While we can gain the sufficient understanding of what may be required in a specific situation through explicit knowledge, the dialogue that develops a designer’s tacit knowledge comes from a sustained first-hand engagement with a specific process. This ‘experience factor’ is a desirable quality. The exceptional designer has often been exposed long enough to the varying processes relative to their skill in order for this inner dialogue to occur. As I suggested earlier, the language associated with printing and other industries closely related to the field of graphic design is of little meaning when used out of context. With this in mind you could also say that an explicit knowledge of graphic design is only partial to finding a successful design solution. You might know all the facts, but tacit knowledge is required also to sense and know where best to apply that knowledge.
Dialogue is important. So often we’re told to colour inside the lines when truth be told we’d probably get to that point ourselves. By allowing this to be a discovery rather than a rule would allow an inner dialogue to take place that leads to greater inner understanding – tacit knowledge. In this way, the design apprentice’s skills become aligned with the needs of the professional environment. Perhaps the request for designers to have prior experience will become less and less necessary, as those individuals looking to apply for work will be of the ‘well-rounded specialist’ variety.

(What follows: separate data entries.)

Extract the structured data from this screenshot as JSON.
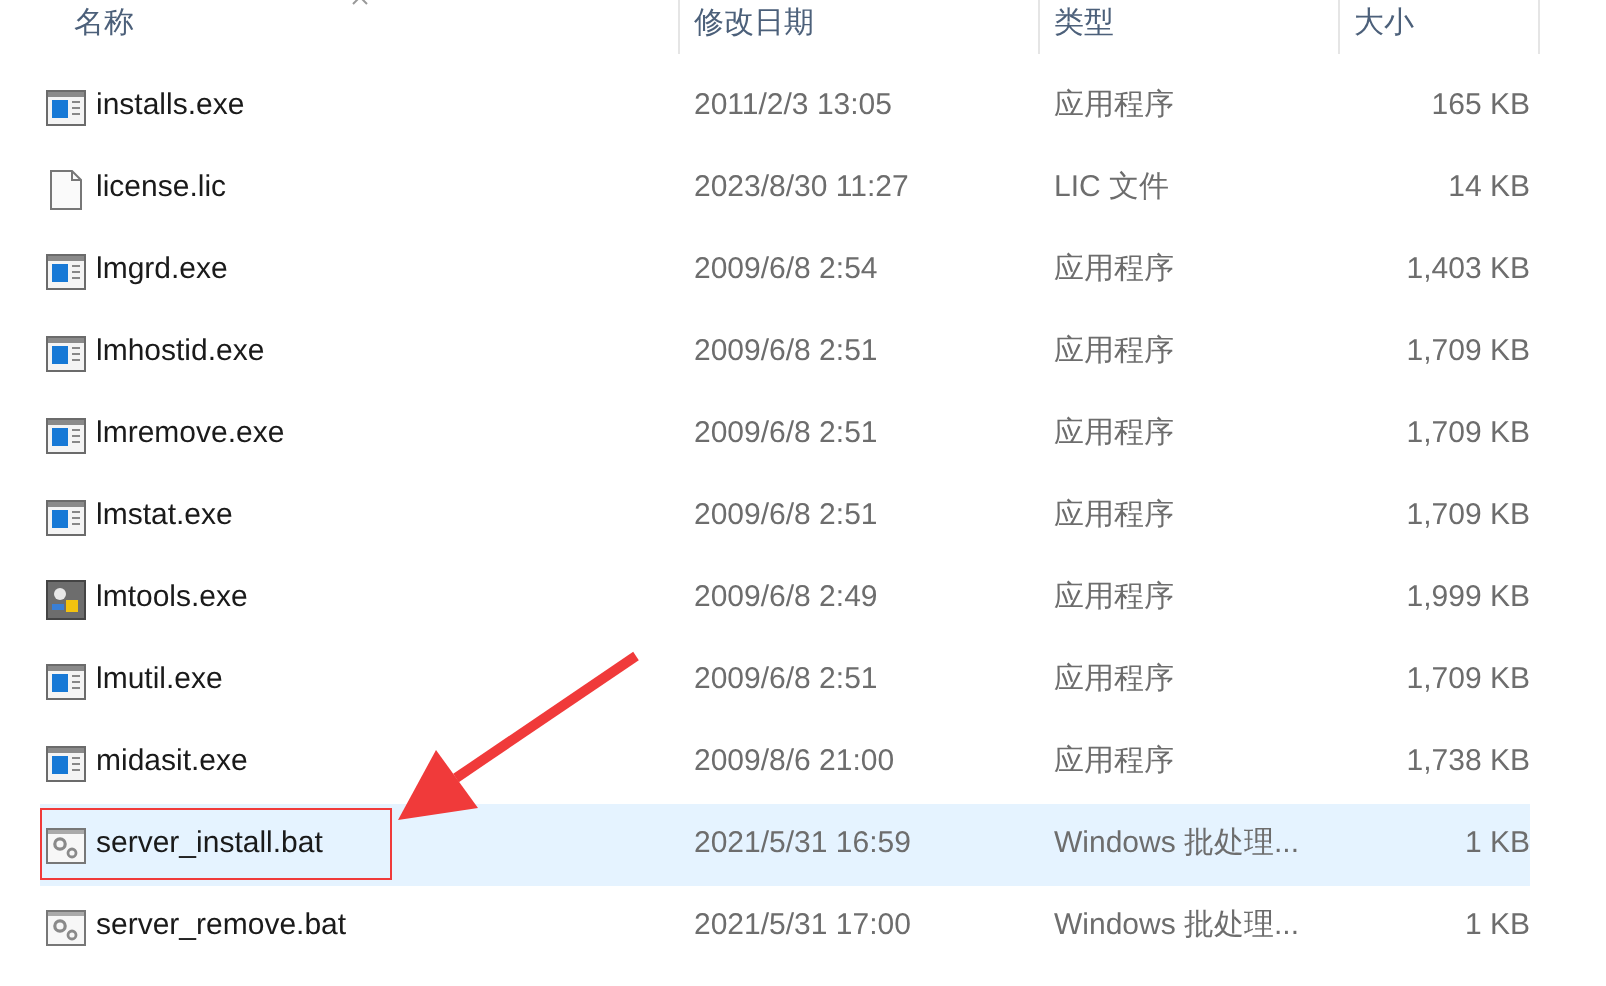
{
  "columns": [
    {
      "label": "名称",
      "sorted": true
    },
    {
      "label": "修改日期",
      "sorted": false
    },
    {
      "label": "类型",
      "sorted": false
    },
    {
      "label": "大小",
      "sorted": false
    }
  ],
  "rows": [
    {
      "kind": "exe",
      "name": "installs.exe",
      "date": "2011/2/3 13:05",
      "type": "应用程序",
      "size": "165 KB",
      "selected": false,
      "boxed": false
    },
    {
      "kind": "file",
      "name": "license.lic",
      "date": "2023/8/30 11:27",
      "type": "LIC 文件",
      "size": "14 KB",
      "selected": false,
      "boxed": false
    },
    {
      "kind": "exe",
      "name": "lmgrd.exe",
      "date": "2009/6/8 2:54",
      "type": "应用程序",
      "size": "1,403 KB",
      "selected": false,
      "boxed": false
    },
    {
      "kind": "exe",
      "name": "lmhostid.exe",
      "date": "2009/6/8 2:51",
      "type": "应用程序",
      "size": "1,709 KB",
      "selected": false,
      "boxed": false
    },
    {
      "kind": "exe",
      "name": "lmremove.exe",
      "date": "2009/6/8 2:51",
      "type": "应用程序",
      "size": "1,709 KB",
      "selected": false,
      "boxed": false
    },
    {
      "kind": "exe",
      "name": "lmstat.exe",
      "date": "2009/6/8 2:51",
      "type": "应用程序",
      "size": "1,709 KB",
      "selected": false,
      "boxed": false
    },
    {
      "kind": "tool",
      "name": "lmtools.exe",
      "date": "2009/6/8 2:49",
      "type": "应用程序",
      "size": "1,999 KB",
      "selected": false,
      "boxed": false
    },
    {
      "kind": "exe",
      "name": "lmutil.exe",
      "date": "2009/6/8 2:51",
      "type": "应用程序",
      "size": "1,709 KB",
      "selected": false,
      "boxed": false
    },
    {
      "kind": "exe",
      "name": "midasit.exe",
      "date": "2009/8/6 21:00",
      "type": "应用程序",
      "size": "1,738 KB",
      "selected": false,
      "boxed": false
    },
    {
      "kind": "batch",
      "name": "server_install.bat",
      "date": "2021/5/31 16:59",
      "type": "Windows 批处理...",
      "size": "1 KB",
      "selected": true,
      "boxed": true
    },
    {
      "kind": "batch",
      "name": "server_remove.bat",
      "date": "2021/5/31 17:00",
      "type": "Windows 批处理...",
      "size": "1 KB",
      "selected": false,
      "boxed": false
    }
  ]
}
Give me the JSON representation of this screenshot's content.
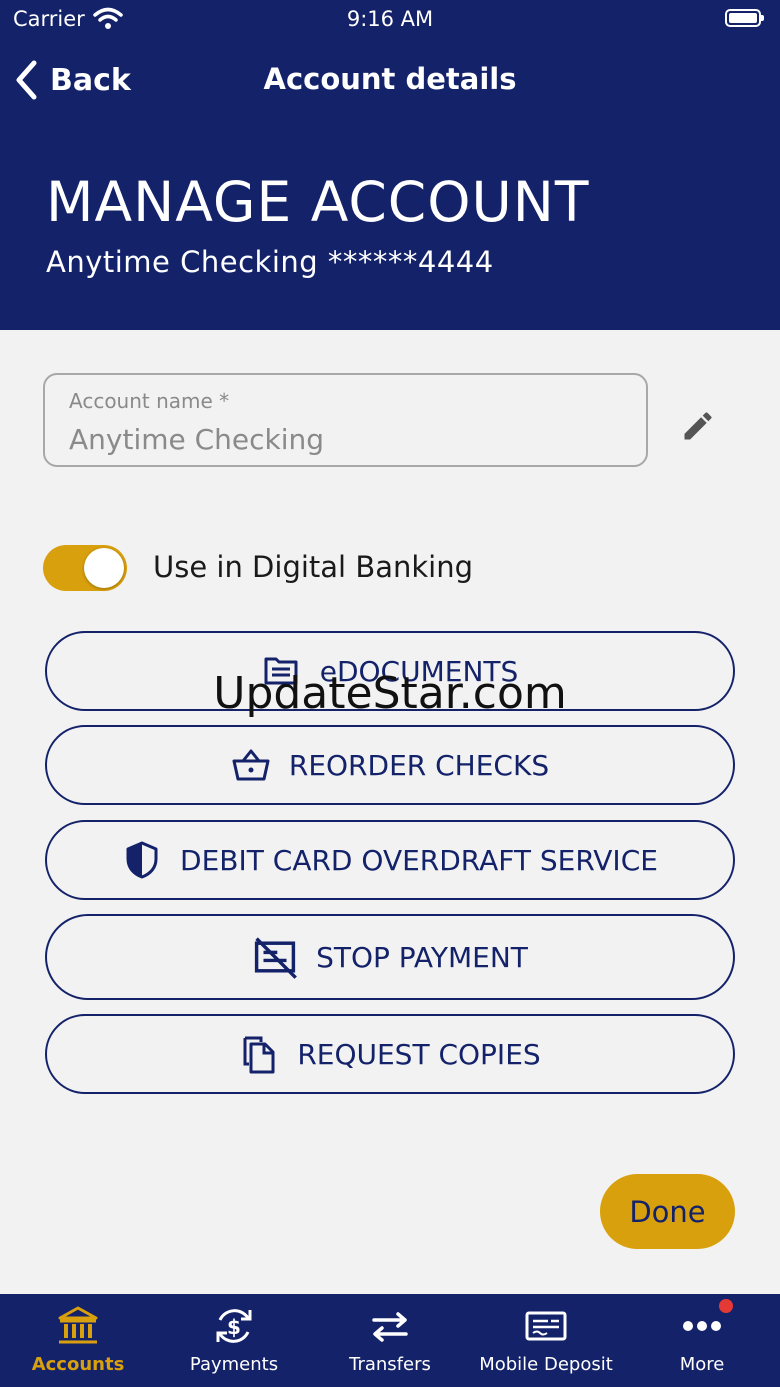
{
  "status_bar": {
    "carrier": "Carrier",
    "time": "9:16 AM"
  },
  "nav": {
    "back_label": "Back",
    "title": "Account details"
  },
  "header": {
    "title": "MANAGE ACCOUNT",
    "subtitle": "Anytime Checking ******4444"
  },
  "account_name_field": {
    "label": "Account name *",
    "value": "Anytime Checking"
  },
  "digital_banking_toggle": {
    "label": "Use in Digital Banking",
    "on": true
  },
  "actions": [
    {
      "label": "eDOCUMENTS",
      "icon": "document-icon"
    },
    {
      "label": "REORDER CHECKS",
      "icon": "basket-icon"
    },
    {
      "label": "DEBIT CARD OVERDRAFT SERVICE",
      "icon": "shield-icon"
    },
    {
      "label": "STOP PAYMENT",
      "icon": "stop-check-icon"
    },
    {
      "label": "REQUEST COPIES",
      "icon": "copy-icon"
    }
  ],
  "watermark": "UpdateStar.com",
  "done_label": "Done",
  "tabs": [
    {
      "label": "Accounts",
      "icon": "bank-icon",
      "active": true
    },
    {
      "label": "Payments",
      "icon": "payments-icon",
      "active": false
    },
    {
      "label": "Transfers",
      "icon": "transfer-arrows-icon",
      "active": false
    },
    {
      "label": "Mobile Deposit",
      "icon": "check-deposit-icon",
      "active": false
    },
    {
      "label": "More",
      "icon": "more-dots-icon",
      "active": false,
      "notification": true
    }
  ],
  "colors": {
    "primary": "#14226a",
    "accent": "#d9a00d",
    "background": "#f2f2f2",
    "notification": "#e53935"
  }
}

There’s clearly a reason why graphic design grew into its own profession. It’s not feasible for every novice visual communicator to be able to hold their own in a print shop. However, they should be able to speak the associated language that only comes from a first-hand encounter: thinking with the hands, learning with the hands, doing with the hands. Performing the same task over and over again creates not only a strong skill set it creates a strong process. A designer will eventually be able to see and feel the direction they need to head in, as each step of the process unfolds into the next. The same concept applies for web / interactive design and other disciplines. If design is a way of thinking then it becomes a way of life, a way of feeling. What good is an architect who has no understanding of the properties of steel and concrete? We’re not helping our profession if all we can claim to be is quick with a mouse.